Day 11 on Route 66 — Cameron Trading Post and a fabulous sunset

By Jim Meachen and Ted Biederman

(July 4, 2016) CAMERON, Ariz. — The Route 66 road crew took a break from traveling the old highway and headed north from Flagstaff Sunday morning toward the Grand Canyon, something we are sure hundreds of thousands of people traveling the Mother Road from the late 1920s to the early 1970s did. How can you bypass one of Mother Nature's top world attractions?

We spent most of Sunday at the Cameron Trading Post — billed as the gateway to the Grand Canyon and a 30-minute drive from the South Rim entrance — has been described as a one-stop cultural experience, an opportunity to learn about Navajo culture first-hand through their art selling — as described by the Trading Post — "hand-crafted jewelry of silver and turquoise, colorful rugs painstakingly crafted on looms handed down through generations, as well as pottery, baskets and paintings from many tribes throughout the Southwest."

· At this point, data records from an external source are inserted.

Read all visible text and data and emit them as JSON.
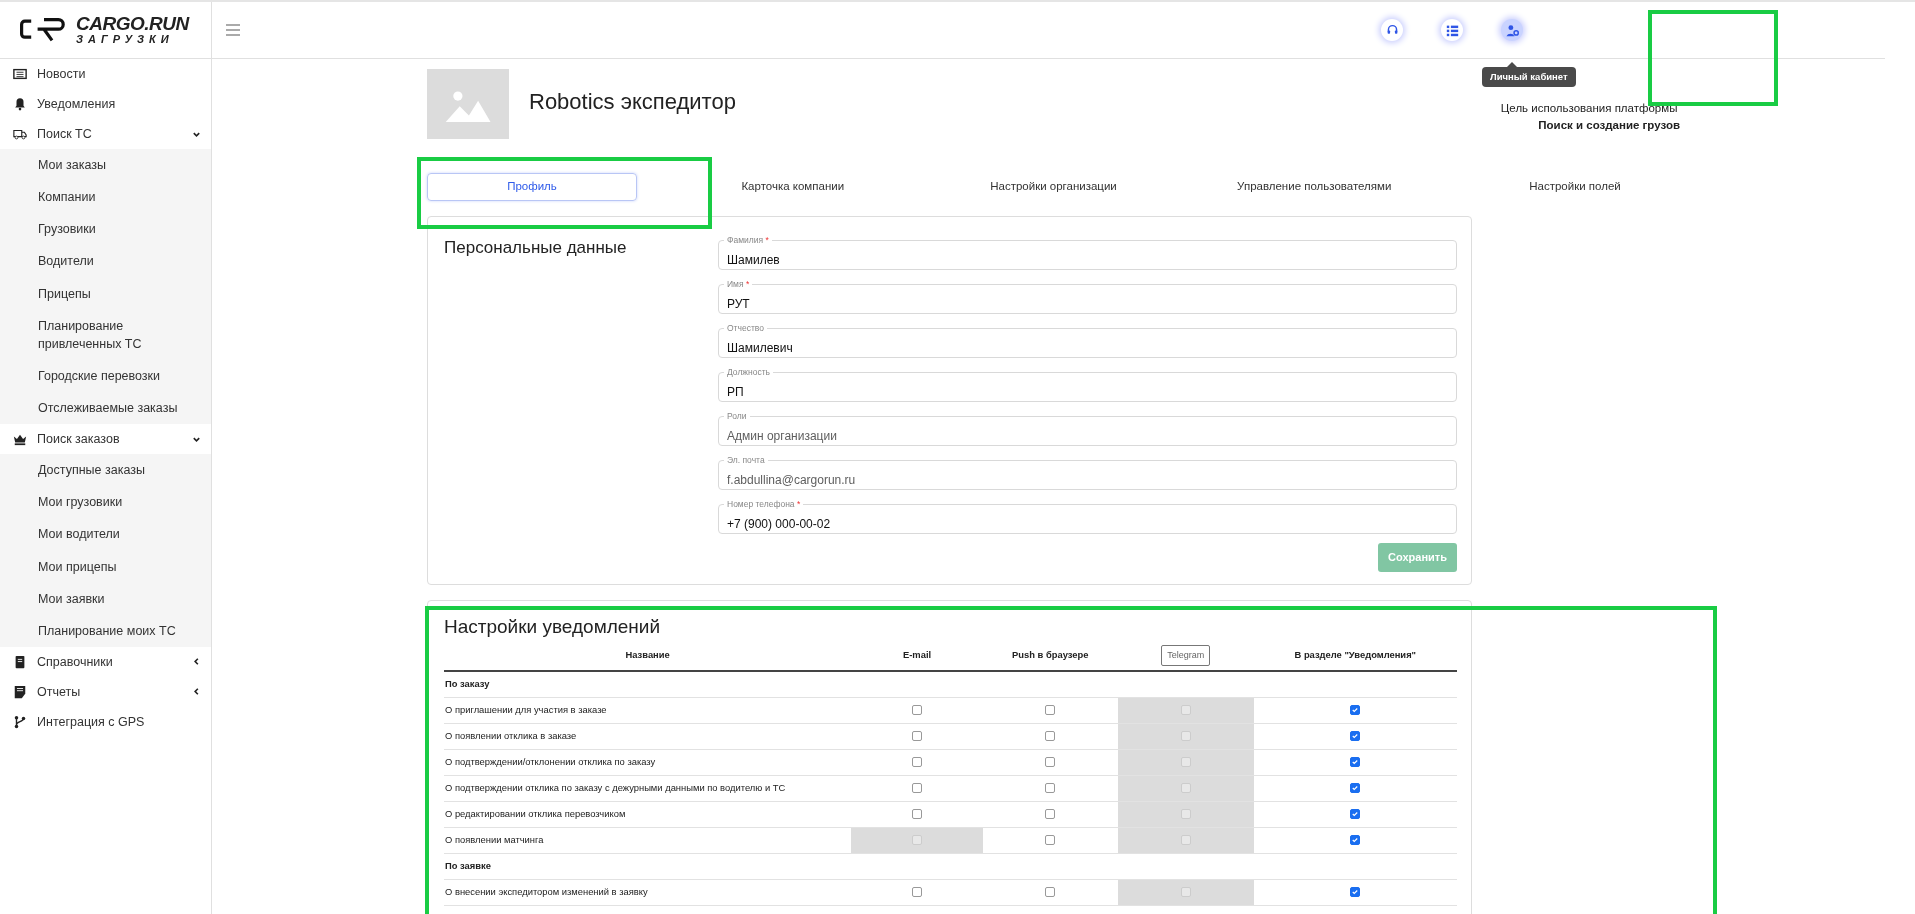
{
  "logo": {
    "name": "CARGO.RUN",
    "subtitle": "ЗАГРУЗКИ"
  },
  "sidebar": {
    "items": [
      {
        "label": "Новости"
      },
      {
        "label": "Уведомления"
      },
      {
        "label": "Поиск ТС",
        "expanded": true,
        "children": [
          {
            "label": "Мои заказы"
          },
          {
            "label": "Компании"
          },
          {
            "label": "Грузовики"
          },
          {
            "label": "Водители"
          },
          {
            "label": "Прицепы"
          },
          {
            "label": "Планирование привлеченных ТС"
          },
          {
            "label": "Городские перевозки"
          },
          {
            "label": "Отслеживаемые заказы"
          }
        ]
      },
      {
        "label": "Поиск заказов",
        "expanded": true,
        "children": [
          {
            "label": "Доступные заказы"
          },
          {
            "label": "Мои грузовики"
          },
          {
            "label": "Мои водители"
          },
          {
            "label": "Мои прицепы"
          },
          {
            "label": "Мои заявки"
          },
          {
            "label": "Планирование моих ТС"
          }
        ]
      },
      {
        "label": "Справочники",
        "expanded": false
      },
      {
        "label": "Отчеты",
        "expanded": false
      },
      {
        "label": "Интеграция с GPS"
      }
    ]
  },
  "header": {
    "buttons": [
      {
        "selected": false
      },
      {
        "selected": false
      },
      {
        "selected": true,
        "tooltip": "Личный кабинет"
      }
    ]
  },
  "profile": {
    "title": "Robotics экспедитор",
    "purpose_label": "Цель использования платформы",
    "purpose_value": "Поиск и создание грузов"
  },
  "tabs": [
    {
      "label": "Профиль",
      "selected": true
    },
    {
      "label": "Карточка компании",
      "selected": false
    },
    {
      "label": "Настройки организации",
      "selected": false
    },
    {
      "label": "Управление пользователями",
      "selected": false
    },
    {
      "label": "Настройки полей",
      "selected": false
    }
  ],
  "personal": {
    "title": "Персональные данные",
    "fields": [
      {
        "label": "Фамилия",
        "mark": "*",
        "value": "Шамилев",
        "disabled": false
      },
      {
        "label": "Имя",
        "mark": "*",
        "value": "РУТ",
        "disabled": false
      },
      {
        "label": "Отчество",
        "value": "Шамилевич",
        "disabled": false
      },
      {
        "label": "Должность",
        "value": "РП",
        "disabled": false
      },
      {
        "label": "Роли",
        "value": "Админ организации",
        "disabled": true
      },
      {
        "label": "Эл. почта",
        "value": "f.abdullina@cargorun.ru",
        "disabled": true
      },
      {
        "label": "Номер телефона",
        "mark": "*",
        "value": "+7 (900) 000-00-02",
        "disabled": false
      }
    ],
    "save_button": {
      "label": "Сохранить",
      "disabled": true
    }
  },
  "notifications": {
    "title": "Настройки уведомлений",
    "columns": [
      {
        "label": "Название",
        "kind": "text"
      },
      {
        "label": "E-mail",
        "kind": "text"
      },
      {
        "label": "Push в браузере",
        "kind": "text"
      },
      {
        "label": "Telegram",
        "kind": "button"
      },
      {
        "label": "В разделе \"Уведомления\"",
        "kind": "text"
      }
    ],
    "rows": [
      {
        "kind": "group",
        "label": "По заказу"
      },
      {
        "kind": "item",
        "label": "О приглашении для участия в заказе",
        "cells": [
          {
            "checked": false,
            "disabled": false
          },
          {
            "checked": false,
            "disabled": false
          },
          {
            "checked": false,
            "disabled": true
          },
          {
            "checked": true,
            "disabled": false
          }
        ]
      },
      {
        "kind": "item",
        "label": "О появлении отклика в заказе",
        "cells": [
          {
            "checked": false,
            "disabled": false
          },
          {
            "checked": false,
            "disabled": false
          },
          {
            "checked": false,
            "disabled": true
          },
          {
            "checked": true,
            "disabled": false
          }
        ]
      },
      {
        "kind": "item",
        "label": "О подтверждении/отклонении отклика по заказу",
        "cells": [
          {
            "checked": false,
            "disabled": false
          },
          {
            "checked": false,
            "disabled": false
          },
          {
            "checked": false,
            "disabled": true
          },
          {
            "checked": true,
            "disabled": false
          }
        ]
      },
      {
        "kind": "item",
        "label": "О подтверждении отклика по заказу с дежурными данными по водителю и ТС",
        "cells": [
          {
            "checked": false,
            "disabled": false
          },
          {
            "checked": false,
            "disabled": false
          },
          {
            "checked": false,
            "disabled": true
          },
          {
            "checked": true,
            "disabled": false
          }
        ]
      },
      {
        "kind": "item",
        "label": "О редактировании отклика перевозчиком",
        "cells": [
          {
            "checked": false,
            "disabled": false
          },
          {
            "checked": false,
            "disabled": false
          },
          {
            "checked": false,
            "disabled": true
          },
          {
            "checked": true,
            "disabled": false
          }
        ]
      },
      {
        "kind": "item",
        "label": "О появлении матчинга",
        "cells": [
          {
            "checked": false,
            "disabled": true
          },
          {
            "checked": false,
            "disabled": false
          },
          {
            "checked": false,
            "disabled": true
          },
          {
            "checked": true,
            "disabled": false
          }
        ]
      },
      {
        "kind": "group",
        "label": "По заявке"
      },
      {
        "kind": "item",
        "label": "О внесении экспедитором изменений в заявку",
        "cells": [
          {
            "checked": false,
            "disabled": false
          },
          {
            "checked": false,
            "disabled": false
          },
          {
            "checked": false,
            "disabled": true
          },
          {
            "checked": true,
            "disabled": false
          }
        ]
      }
    ]
  }
}
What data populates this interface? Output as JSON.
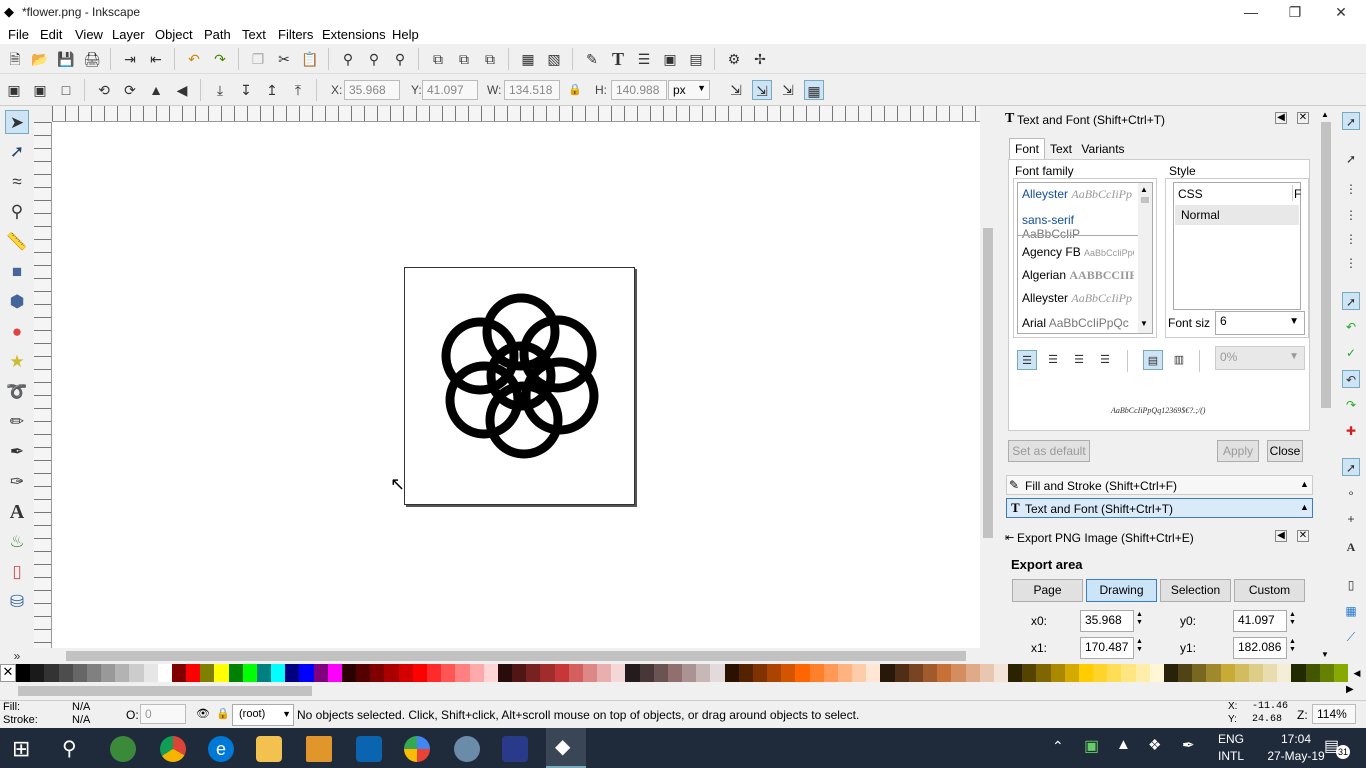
{
  "window": {
    "title": "*flower.png - Inkscape",
    "minimize": "—",
    "restore": "❐",
    "close": "✕"
  },
  "menu": [
    "File",
    "Edit",
    "View",
    "Layer",
    "Object",
    "Path",
    "Text",
    "Filters",
    "Extensions",
    "Help"
  ],
  "controls": {
    "x_label": "X:",
    "x_value": "35.968",
    "y_label": "Y:",
    "y_value": "41.097",
    "w_label": "W:",
    "w_value": "134.518",
    "h_label": "H:",
    "h_value": "140.988",
    "unit": "px"
  },
  "text_font_panel": {
    "title": "Text and Font (Shift+Ctrl+T)",
    "tabs": [
      "Font",
      "Text",
      "Variants"
    ],
    "font_family_label": "Font family",
    "style_label": "Style",
    "fonts_top": [
      {
        "name": "Alleyster",
        "sample": "AaBbCcIiPp"
      },
      {
        "name": "sans-serif",
        "sample": "AaBbCcIiP"
      }
    ],
    "fonts_list": [
      {
        "name": "Agency FB",
        "sample": "AaBbCcIiPpQ"
      },
      {
        "name": "Algerian",
        "sample": "AABBCCIIF"
      },
      {
        "name": "Alleyster",
        "sample": "AaBbCcIiPp"
      },
      {
        "name": "Arial",
        "sample": "AaBbCcIiPpQc"
      }
    ],
    "style_css_header": "CSS",
    "style_f_header": "F",
    "style_value": "Normal",
    "font_size_label": "Font siz",
    "font_size_value": "6",
    "spacing_value": "0%",
    "preview_text": "AaBbCcIiPpQq12369$€?.;/()",
    "set_default": "Set as default",
    "apply": "Apply",
    "close": "Close"
  },
  "fill_stroke_header": "Fill and Stroke (Shift+Ctrl+F)",
  "text_font_header": "Text and Font (Shift+Ctrl+T)",
  "export_panel": {
    "title": "Export PNG Image (Shift+Ctrl+E)",
    "export_area_label": "Export area",
    "area_buttons": [
      "Page",
      "Drawing",
      "Selection",
      "Custom"
    ],
    "x0_label": "x0:",
    "x0_value": "35.968",
    "y0_label": "y0:",
    "y0_value": "41.097",
    "x1_label": "x1:",
    "x1_value": "170.487",
    "y1_label": "y1:",
    "y1_value": "182.086"
  },
  "status": {
    "fill_label": "Fill:",
    "fill_value": "N/A",
    "stroke_label": "Stroke:",
    "stroke_value": "N/A",
    "opacity_label": "O:",
    "opacity_value": "0",
    "layer_value": "(root)",
    "message": "No objects selected. Click, Shift+click, Alt+scroll mouse on top of objects, or drag around objects to select.",
    "cursor_x_label": "X:",
    "cursor_x": "-11.46",
    "cursor_y_label": "Y:",
    "cursor_y": "24.68",
    "zoom_label": "Z:",
    "zoom_value": "114%"
  },
  "taskbar": {
    "lang_top": "ENG",
    "lang_bottom": "INTL",
    "time": "17:04",
    "date": "27-May-19",
    "notification_count": "31"
  },
  "palette": [
    "#000000",
    "#1a1a1a",
    "#333333",
    "#4d4d4d",
    "#666666",
    "#808080",
    "#999999",
    "#b3b3b3",
    "#cccccc",
    "#e6e6e6",
    "#ffffff",
    "#800000",
    "#ff0000",
    "#808000",
    "#ffff00",
    "#008000",
    "#00ff00",
    "#008080",
    "#00ffff",
    "#000080",
    "#0000ff",
    "#800080",
    "#ff00ff",
    "#2b0000",
    "#550000",
    "#800000",
    "#aa0000",
    "#d40000",
    "#ff0000",
    "#ff2a2a",
    "#ff5555",
    "#ff8080",
    "#ffaaaa",
    "#ffd5d5",
    "#280b0b",
    "#501616",
    "#782121",
    "#a02c2c",
    "#c83737",
    "#d35f5f",
    "#de8787",
    "#e9afaf",
    "#f4d7d7",
    "#241c1c",
    "#483737",
    "#6c5353",
    "#916f6f",
    "#ac9393",
    "#c8b7b7",
    "#e3dbdb",
    "#2b1100",
    "#552200",
    "#803300",
    "#aa4400",
    "#d45500",
    "#ff6600",
    "#ff7f2a",
    "#ff9955",
    "#ffb380",
    "#ffccaa",
    "#ffe6d5",
    "#28170b",
    "#502d16",
    "#784421",
    "#a05a2c",
    "#c87137",
    "#d38d5f",
    "#deaa87",
    "#e9c6af",
    "#f4e3d7",
    "#2b2200",
    "#554400",
    "#806600",
    "#aa8800",
    "#d4aa00",
    "#ffcc00",
    "#ffd42a",
    "#ffdd55",
    "#ffe680",
    "#ffeeaa",
    "#fff6d5",
    "#28220b",
    "#504416",
    "#786721",
    "#a0892c",
    "#c8ab37",
    "#d3bc5f",
    "#decd87",
    "#e9ddaf",
    "#f4eed7",
    "#222b00",
    "#445500",
    "#668000",
    "#88aa00"
  ]
}
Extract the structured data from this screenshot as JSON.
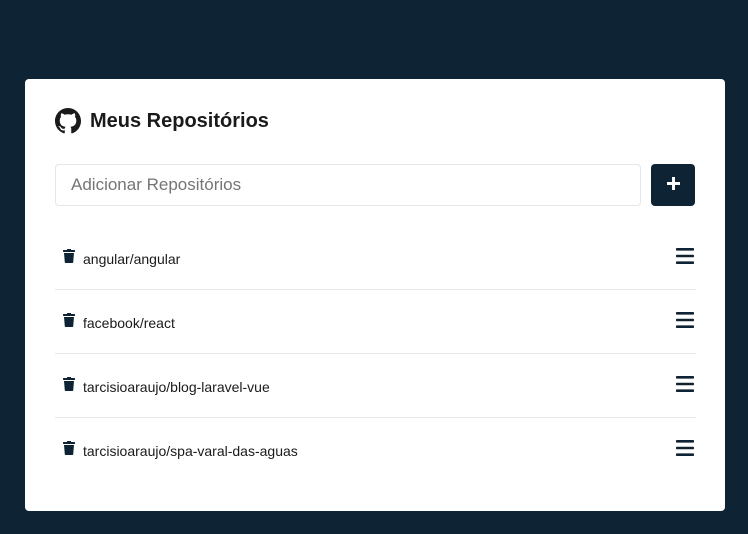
{
  "header": {
    "title": "Meus Repositórios",
    "icon": "github-icon"
  },
  "form": {
    "input_placeholder": "Adicionar Repositórios",
    "input_value": "",
    "add_button_label": "+",
    "add_button_icon": "plus-icon"
  },
  "repositories": [
    {
      "name": "angular/angular",
      "delete_icon": "trash-icon",
      "menu_icon": "bars-icon"
    },
    {
      "name": "facebook/react",
      "delete_icon": "trash-icon",
      "menu_icon": "bars-icon"
    },
    {
      "name": "tarcisioaraujo/blog-laravel-vue",
      "delete_icon": "trash-icon",
      "menu_icon": "bars-icon"
    },
    {
      "name": "tarcisioaraujo/spa-varal-das-aguas",
      "delete_icon": "trash-icon",
      "menu_icon": "bars-icon"
    }
  ],
  "colors": {
    "background": "#0e2333",
    "card": "#ffffff",
    "accent": "#0e2333",
    "text": "#1a1a1a",
    "divider": "#e6e6e6"
  }
}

Sunset at the Cameron Trading Post and Lodge near the South Rim of the Grand Canyon. Photo by Ted Biederman

The trading post — celebrating its 100th anniversary this year — is a large complex with a big store packed with as many "treasures" as your pocketbook will allow, a restaurant with a view and good food, and an RV park.

One of the highlights of our stay was watching the sunset over the rocks of the Little Colorado River Gorge. Very beautiful, indeed, with clouds framing the dying light.

Don't miss our Day 10 report — A visit to the La Posada Hotel in Winslow, Ariz.

So that will put the MotorwayAmerica crew — made up of editors Jim Meachen and Ted Biederman and their wives, Luci and Trudye — at the south rim of the Grand Canyon on the morning of July 4th, and then back south into Williams, Ariz., for fireworks displays, and to resume their trek down the world's most famous highway on Tuesday toward Santa Monica, Calif., and the conclusion of the 16-day journey.

We left Winslow and the grand La Posada Hotel Sunday morning taking as much of old Route 66 as allowable. Unfortunately, outside Winslow headed west much of the Mother Road has been erased by the ravages of time or because it was paved over with the building of Interstate 40 in the early-to-mid 1970s.

What we found along the way was a series of abandoned businesses decaying in the July heat long ago forced out of business with the closing and decommissioning of Route 66 in favor of the new interstate system. One such former stop with three of four businesses including a service station was called Two Guns. Nothing left there but the skeletons of buildings that once held viable businesses.

Tonight we will be staying at the Red Garter Inn in Williams in a building constructed in 1897 that has served as a saloon, a bordello, a rooming house, a general store, and more. Stay tuned as we continue to get our kicks on Route 66.